Directions:
You are to retype all of the data exactly as it appears.

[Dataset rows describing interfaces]

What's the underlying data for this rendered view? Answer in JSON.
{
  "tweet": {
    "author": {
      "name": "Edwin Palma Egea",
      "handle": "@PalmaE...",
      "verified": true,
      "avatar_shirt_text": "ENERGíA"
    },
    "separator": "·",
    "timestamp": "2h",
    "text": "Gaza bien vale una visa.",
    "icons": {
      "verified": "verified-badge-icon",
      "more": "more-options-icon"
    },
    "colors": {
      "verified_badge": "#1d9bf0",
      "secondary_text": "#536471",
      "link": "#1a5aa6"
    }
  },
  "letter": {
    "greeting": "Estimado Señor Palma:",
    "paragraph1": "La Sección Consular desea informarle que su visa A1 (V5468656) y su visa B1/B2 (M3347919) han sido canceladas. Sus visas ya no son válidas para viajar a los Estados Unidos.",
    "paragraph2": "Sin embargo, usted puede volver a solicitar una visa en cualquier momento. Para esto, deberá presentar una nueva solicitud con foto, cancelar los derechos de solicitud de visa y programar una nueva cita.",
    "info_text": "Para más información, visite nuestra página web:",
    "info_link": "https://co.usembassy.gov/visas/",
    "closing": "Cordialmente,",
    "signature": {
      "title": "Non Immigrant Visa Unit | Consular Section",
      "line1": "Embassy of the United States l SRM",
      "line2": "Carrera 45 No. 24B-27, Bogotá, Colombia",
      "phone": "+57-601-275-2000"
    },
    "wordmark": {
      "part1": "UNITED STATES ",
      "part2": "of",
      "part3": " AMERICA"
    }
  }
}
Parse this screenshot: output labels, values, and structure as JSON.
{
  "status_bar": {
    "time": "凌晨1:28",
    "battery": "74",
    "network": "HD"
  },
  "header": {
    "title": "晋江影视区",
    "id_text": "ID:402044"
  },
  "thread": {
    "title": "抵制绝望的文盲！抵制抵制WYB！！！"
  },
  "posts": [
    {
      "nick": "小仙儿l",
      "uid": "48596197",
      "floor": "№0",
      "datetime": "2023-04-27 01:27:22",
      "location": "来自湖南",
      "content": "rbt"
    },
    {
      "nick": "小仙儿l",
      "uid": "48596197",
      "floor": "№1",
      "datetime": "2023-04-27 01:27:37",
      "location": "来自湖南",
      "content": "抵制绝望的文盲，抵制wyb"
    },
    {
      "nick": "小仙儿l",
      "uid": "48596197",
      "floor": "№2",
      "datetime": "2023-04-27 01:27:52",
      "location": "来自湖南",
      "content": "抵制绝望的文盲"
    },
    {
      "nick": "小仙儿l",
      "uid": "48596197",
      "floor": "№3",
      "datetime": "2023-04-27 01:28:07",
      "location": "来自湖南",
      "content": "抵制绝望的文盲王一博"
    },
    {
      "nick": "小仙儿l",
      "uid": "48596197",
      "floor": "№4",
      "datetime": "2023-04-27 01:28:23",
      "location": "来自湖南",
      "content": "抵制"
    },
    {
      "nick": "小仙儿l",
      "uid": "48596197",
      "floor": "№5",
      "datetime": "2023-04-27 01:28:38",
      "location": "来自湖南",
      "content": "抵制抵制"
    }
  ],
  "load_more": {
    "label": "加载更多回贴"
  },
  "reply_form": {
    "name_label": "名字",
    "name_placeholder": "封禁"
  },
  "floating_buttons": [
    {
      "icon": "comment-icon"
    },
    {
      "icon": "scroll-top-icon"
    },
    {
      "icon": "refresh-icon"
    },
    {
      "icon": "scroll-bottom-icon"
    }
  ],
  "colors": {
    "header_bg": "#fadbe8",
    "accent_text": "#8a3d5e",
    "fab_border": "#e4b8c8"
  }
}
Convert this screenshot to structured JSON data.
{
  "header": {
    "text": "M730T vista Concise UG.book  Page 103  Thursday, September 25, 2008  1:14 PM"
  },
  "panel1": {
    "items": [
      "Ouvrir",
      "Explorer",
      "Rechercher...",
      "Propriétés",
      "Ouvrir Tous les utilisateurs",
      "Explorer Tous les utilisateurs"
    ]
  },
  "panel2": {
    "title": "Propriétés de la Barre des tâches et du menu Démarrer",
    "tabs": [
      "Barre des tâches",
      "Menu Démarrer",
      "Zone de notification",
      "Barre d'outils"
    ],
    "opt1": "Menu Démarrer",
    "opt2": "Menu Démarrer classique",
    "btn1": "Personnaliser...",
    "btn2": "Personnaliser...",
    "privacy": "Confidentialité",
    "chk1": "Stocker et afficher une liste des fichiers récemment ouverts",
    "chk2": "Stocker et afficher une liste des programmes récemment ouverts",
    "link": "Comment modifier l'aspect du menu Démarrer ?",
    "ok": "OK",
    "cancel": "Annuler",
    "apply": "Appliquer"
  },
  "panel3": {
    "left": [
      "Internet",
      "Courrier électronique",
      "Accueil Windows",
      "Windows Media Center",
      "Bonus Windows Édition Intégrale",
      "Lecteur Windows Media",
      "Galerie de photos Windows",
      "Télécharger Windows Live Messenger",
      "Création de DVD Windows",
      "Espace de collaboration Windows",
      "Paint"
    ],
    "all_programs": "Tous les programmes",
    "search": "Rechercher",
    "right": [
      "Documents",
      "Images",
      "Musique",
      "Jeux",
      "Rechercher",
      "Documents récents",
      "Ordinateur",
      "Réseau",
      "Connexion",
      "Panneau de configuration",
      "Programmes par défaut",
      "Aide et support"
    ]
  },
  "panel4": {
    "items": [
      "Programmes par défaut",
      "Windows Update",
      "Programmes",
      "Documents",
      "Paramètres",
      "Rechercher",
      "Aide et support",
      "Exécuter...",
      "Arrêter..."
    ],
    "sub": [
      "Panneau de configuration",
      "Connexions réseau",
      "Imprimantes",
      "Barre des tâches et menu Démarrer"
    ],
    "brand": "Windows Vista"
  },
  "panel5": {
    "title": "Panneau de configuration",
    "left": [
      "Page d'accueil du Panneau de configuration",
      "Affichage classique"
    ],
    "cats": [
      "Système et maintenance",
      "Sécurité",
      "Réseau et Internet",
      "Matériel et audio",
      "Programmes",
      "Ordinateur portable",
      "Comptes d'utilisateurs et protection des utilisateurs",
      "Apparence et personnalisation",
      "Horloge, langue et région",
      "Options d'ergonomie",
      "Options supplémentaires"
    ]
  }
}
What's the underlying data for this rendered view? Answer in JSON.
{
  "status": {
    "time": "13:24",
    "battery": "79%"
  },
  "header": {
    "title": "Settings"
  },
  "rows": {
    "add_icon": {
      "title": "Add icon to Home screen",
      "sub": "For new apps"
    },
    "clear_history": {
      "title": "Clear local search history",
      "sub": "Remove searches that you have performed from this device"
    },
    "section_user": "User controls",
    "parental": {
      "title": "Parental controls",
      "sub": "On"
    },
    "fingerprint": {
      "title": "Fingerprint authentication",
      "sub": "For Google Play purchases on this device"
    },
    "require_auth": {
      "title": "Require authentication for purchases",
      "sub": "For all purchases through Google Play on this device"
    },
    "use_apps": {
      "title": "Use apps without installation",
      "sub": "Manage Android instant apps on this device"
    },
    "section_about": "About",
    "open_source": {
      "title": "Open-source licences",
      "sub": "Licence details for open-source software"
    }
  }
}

Written reply:
What's the underlying data for this rendered view? Answer in JSON.
{
  "tweet": {
    "author": {
      "name": "Edwin Palma Egea",
      "handle": "@PalmaE...",
      "verified": true,
      "avatar_shirt_text": "ENERGíA"
    },
    "separator": "·",
    "timestamp": "2h",
    "text": "Gaza bien vale una visa.",
    "icons": {
      "verified": "verified-badge-icon",
      "more": "more-options-icon"
    },
    "colors": {
      "verified_badge": "#1d9bf0",
      "secondary_text": "#536471",
      "link": "#1a5aa6"
    }
  },
  "letter": {
    "greeting": "Estimado Señor Palma:",
    "paragraph1": "La Sección Consular desea informarle que su visa A1 (V5468656) y su visa B1/B2 (M3347919) han sido canceladas. Sus visas ya no son válidas para viajar a los Estados Unidos.",
    "paragraph2": "Sin embargo, usted puede volver a solicitar una visa en cualquier momento. Para esto, deberá presentar una nueva solicitud con foto, cancelar los derechos de solicitud de visa y programar una nueva cita.",
    "info_text": "Para más información, visite nuestra página web:",
    "info_link": "https://co.usembassy.gov/visas/",
    "closing": "Cordialmente,",
    "signature": {
      "title": "Non Immigrant Visa Unit | Consular Section",
      "line1": "Embassy of the United States l SRM",
      "line2": "Carrera 45 No. 24B-27, Bogotá, Colombia",
      "phone": "+57-601-275-2000"
    },
    "wordmark": {
      "part1": "UNITED STATES ",
      "part2": "of",
      "part3": " AMERICA"
    }
  }
}
Parse this screenshot: output labels, values, and structure as JSON.
{
  "status_bar": {
    "time": "凌晨1:28",
    "battery": "74",
    "network": "HD"
  },
  "header": {
    "title": "晋江影视区",
    "id_text": "ID:402044"
  },
  "thread": {
    "title": "抵制绝望的文盲！抵制抵制WYB！！！"
  },
  "posts": [
    {
      "nick": "小仙儿l",
      "uid": "48596197",
      "floor": "№0",
      "datetime": "2023-04-27 01:27:22",
      "location": "来自湖南",
      "content": "rbt"
    },
    {
      "nick": "小仙儿l",
      "uid": "48596197",
      "floor": "№1",
      "datetime": "2023-04-27 01:27:37",
      "location": "来自湖南",
      "content": "抵制绝望的文盲，抵制wyb"
    },
    {
      "nick": "小仙儿l",
      "uid": "48596197",
      "floor": "№2",
      "datetime": "2023-04-27 01:27:52",
      "location": "来自湖南",
      "content": "抵制绝望的文盲"
    },
    {
      "nick": "小仙儿l",
      "uid": "48596197",
      "floor": "№3",
      "datetime": "2023-04-27 01:28:07",
      "location": "来自湖南",
      "content": "抵制绝望的文盲王一博"
    },
    {
      "nick": "小仙儿l",
      "uid": "48596197",
      "floor": "№4",
      "datetime": "2023-04-27 01:28:23",
      "location": "来自湖南",
      "content": "抵制"
    },
    {
      "nick": "小仙儿l",
      "uid": "48596197",
      "floor": "№5",
      "datetime": "2023-04-27 01:28:38",
      "location": "来自湖南",
      "content": "抵制抵制"
    }
  ],
  "load_more": {
    "label": "加载更多回贴"
  },
  "reply_form": {
    "name_label": "名字",
    "name_placeholder": "封禁"
  },
  "floating_buttons": [
    {
      "icon": "comment-icon"
    },
    {
      "icon": "scroll-top-icon"
    },
    {
      "icon": "refresh-icon"
    },
    {
      "icon": "scroll-bottom-icon"
    }
  ],
  "colors": {
    "header_bg": "#fadbe8",
    "accent_text": "#8a3d5e",
    "fab_border": "#e4b8c8"
  }
}
Convert this screenshot to structured JSON data.
{
  "header": {
    "text": "M730T vista Concise UG.book  Page 103  Thursday, September 25, 2008  1:14 PM"
  },
  "panel1": {
    "items": [
      "Ouvrir",
      "Explorer",
      "Rechercher...",
      "Propriétés",
      "Ouvrir Tous les utilisateurs",
      "Explorer Tous les utilisateurs"
    ]
  },
  "panel2": {
    "title": "Propriétés de la Barre des tâches et du menu Démarrer",
    "tabs": [
      "Barre des tâches",
      "Menu Démarrer",
      "Zone de notification",
      "Barre d'outils"
    ],
    "opt1": "Menu Démarrer",
    "opt2": "Menu Démarrer classique",
    "btn1": "Personnaliser...",
    "btn2": "Personnaliser...",
    "privacy": "Confidentialité",
    "chk1": "Stocker et afficher une liste des fichiers récemment ouverts",
    "chk2": "Stocker et afficher une liste des programmes récemment ouverts",
    "link": "Comment modifier l'aspect du menu Démarrer ?",
    "ok": "OK",
    "cancel": "Annuler",
    "apply": "Appliquer"
  },
  "panel3": {
    "left": [
      "Internet",
      "Courrier électronique",
      "Accueil Windows",
      "Windows Media Center",
      "Bonus Windows Édition Intégrale",
      "Lecteur Windows Media",
      "Galerie de photos Windows",
      "Télécharger Windows Live Messenger",
      "Création de DVD Windows",
      "Espace de collaboration Windows",
      "Paint"
    ],
    "all_programs": "Tous les programmes",
    "search": "Rechercher",
    "right": [
      "Documents",
      "Images",
      "Musique",
      "Jeux",
      "Rechercher",
      "Documents récents",
      "Ordinateur",
      "Réseau",
      "Connexion",
      "Panneau de configuration",
      "Programmes par défaut",
      "Aide et support"
    ]
  },
  "panel4": {
    "items": [
      "Programmes par défaut",
      "Windows Update",
      "Programmes",
      "Documents",
      "Paramètres",
      "Rechercher",
      "Aide et support",
      "Exécuter...",
      "Arrêter..."
    ],
    "sub": [
      "Panneau de configuration",
      "Connexions réseau",
      "Imprimantes",
      "Barre des tâches et menu Démarrer"
    ],
    "brand": "Windows Vista"
  },
  "panel5": {
    "title": "Panneau de configuration",
    "left": [
      "Page d'accueil du Panneau de configuration",
      "Affichage classique"
    ],
    "cats": [
      "Système et maintenance",
      "Sécurité",
      "Réseau et Internet",
      "Matériel et audio",
      "Programmes",
      "Ordinateur portable",
      "Comptes d'utilisateurs et protection des utilisateurs",
      "Apparence et personnalisation",
      "Horloge, langue et région",
      "Options d'ergonomie",
      "Options supplémentaires"
    ]
  }
}
What's the underlying data for this rendered view? Answer in JSON.
{
  "status": {
    "time": "13:24",
    "battery": "79%"
  },
  "header": {
    "title": "Settings"
  },
  "rows": {
    "add_icon": {
      "title": "Add icon to Home screen",
      "sub": "For new apps"
    },
    "clear_history": {
      "title": "Clear local search history",
      "sub": "Remove searches that you have performed from this device"
    },
    "section_user": "User controls",
    "parental": {
      "title": "Parental controls",
      "sub": "On"
    },
    "fingerprint": {
      "title": "Fingerprint authentication",
      "sub": "For Google Play purchases on this device"
    },
    "require_auth": {
      "title": "Require authentication for purchases",
      "sub": "For all purchases through Google Play on this device"
    },
    "use_apps": {
      "title": "Use apps without installation",
      "sub": "Manage Android instant apps on this device"
    },
    "section_about": "About",
    "open_source": {
      "title": "Open-source licences",
      "sub": "Licence details for open-source software"
    }
  }
}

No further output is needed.